A secretary general must be chosen unanimously.
The four candidates are current Ecuadorean oil minister Wilson Pastor-Morris, former Iranian oil minister Gholamhossein Nozari, former Iraqi oil minister Thamer Ghadban and former Saudi Arabian governor Majid Moneef.
As recently as September 24, Iran’s OPEC governor, Mohammad Ali Khatibi said Iran wanted the job to go to Nozari and would not support candidates from other countries.
On October 23, after the panel meeting in Vienna, students’ news agency ISNA quoted Khatibi saying that it was possible that OPEC would not be able to agree on a new secretary general in December.
Assuming Iran refuses to back the Saudi candidate and that Saudi Arabia refuses to back the Iranian, will either country support the Ecuadorean or Iraqi candidate in an attempt to find a compromise? Before you try to answer this question, cast your mind back a few years and recall that ministers chose Badri only after OPEC had been three years without a secretary general.

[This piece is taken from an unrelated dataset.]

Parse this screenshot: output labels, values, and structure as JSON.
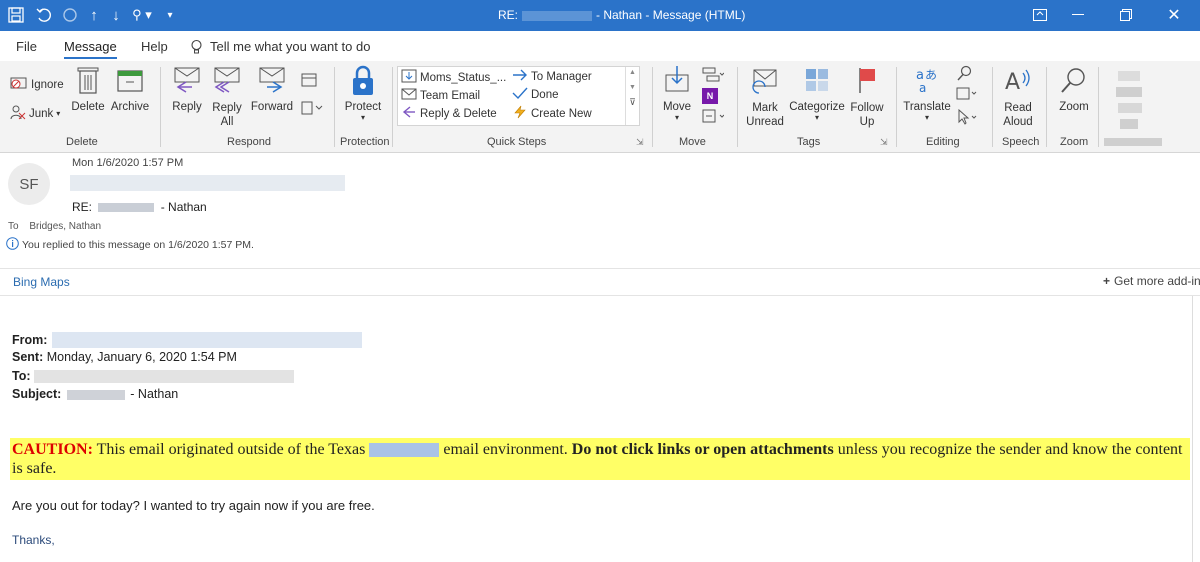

And that is only one, recent example of how long winded the process of filling the job can be.
Arguably, the secretary general is the public face of OPEC and failure to agree on a secretary general serves to amplify the differences between member countries on other more important issues such as crude production policy.
Those differences were shown in high relief at the June 2011 meeting when a Saudi-led Gulf move to increase output was opposed by other countries and the conference broke up without agreement on production levels.
Six months later, in December, ministers managed to agree on an overall 30 million b/d output ceiling — but without any distribution of quotas — which they extended for a further six months in June this year.
Amid great uncertainty over the global economy in the year ahead, OPEC will be best placed to decide production policy if there is cohesion in the ranks — something which will be greatly compromised if squabbling over the secretary general job spills over into the wider arena.